Lisa W. Foderaro reports: “'QueensWay' [is being reconceived as a] would-be linear park for walkers and bicyclists in an area desperate for more parkland and, with the potential for art installations, performances and adjacent restaurants, a draw for tourists interested in sampling the famously diverse borough.” Many feel the project is long overdue and supporters like Will Rogers, president and chief executive officer of the Trust for Public Land, say that “[i]t’s Queens’s turn” to soak in some of New York City's limelight.
Though potential obstacles include fund raising challenges, Foderaro highlights progress already made: "the trust has already raised tens of thousands of dollars for the project, in addition to the state grant [that will fund a community planning survey and feasibility study].” She also vets the land trust's capacity, adding that “it has broad experience in fostering linear parks, having worked on four dozen such parks, mostly on ground level, around the country," including the Bloomingdale Trail, an elevated railway to park conversion in Chicago.
Many apparently stand to benefit from the development. “About 250,000 residents live within a mile of the proposed park, and its backers see all kinds of ancillary benefits, from health to traffic,” says Foderaro.
QueensWay differentiates itself from the High Line in several ways.

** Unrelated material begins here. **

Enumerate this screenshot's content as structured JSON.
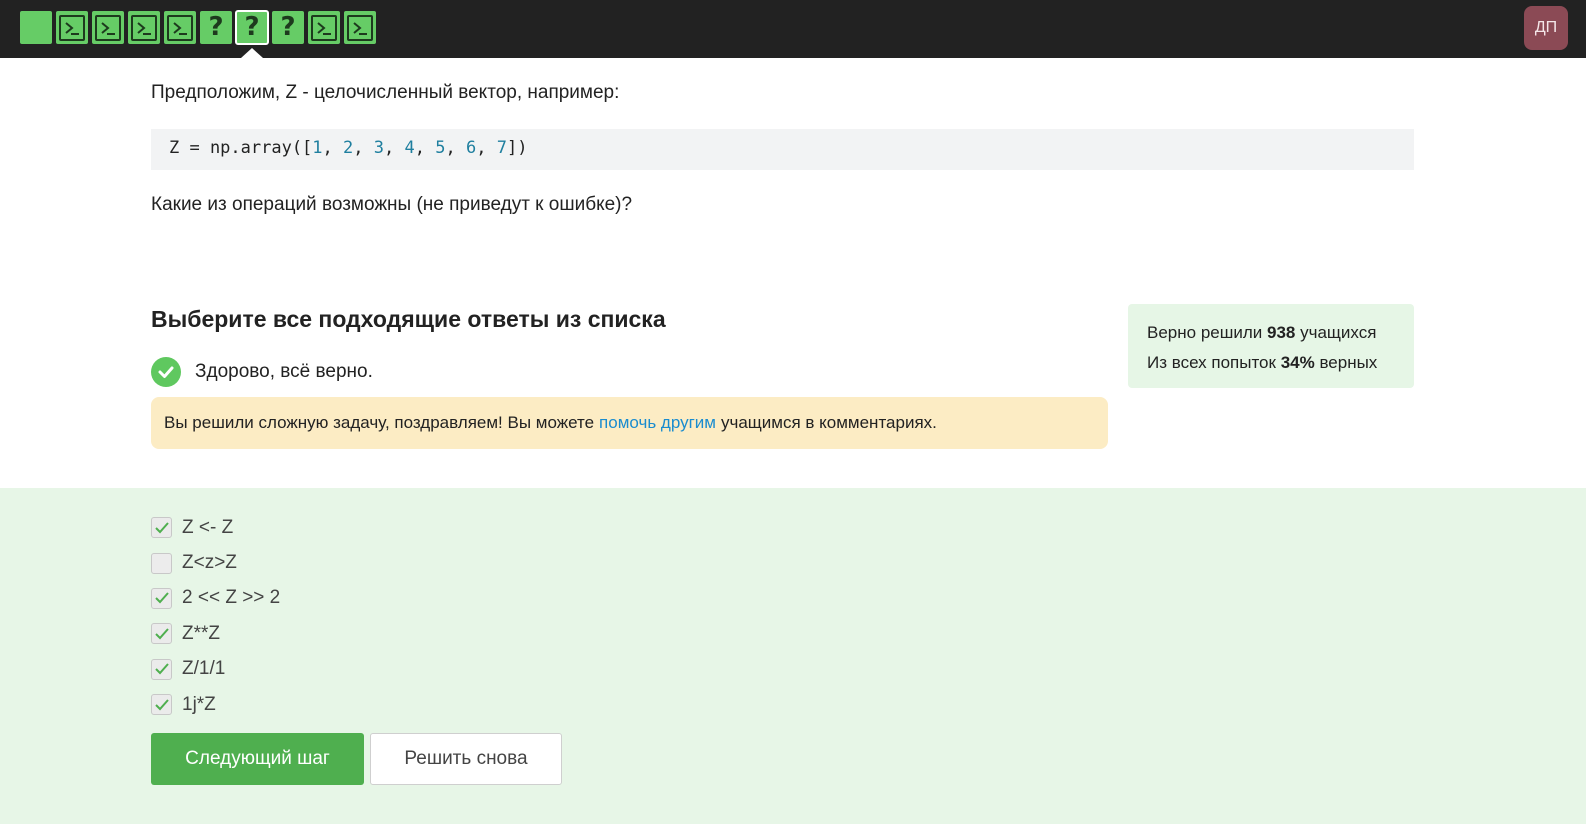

For one, the city already owns the land in question, and will not need to acquire it, as it did with the High Line. Also, the project does not call for the reconstruction of “a steel structure... requir[ing] nothing more than the clearing of tracks, the selective removal of trees and the pouring of asphalt” in some places. QueensWay will also welcome bicycles, now prohibited on the High Line. Finally, QueensWay is being promoted as a ‘cultural trail’ that "will be defined by the neighborhoods it passes through” in contrast to the High Line, which re-defined its surrounding neighborhoods.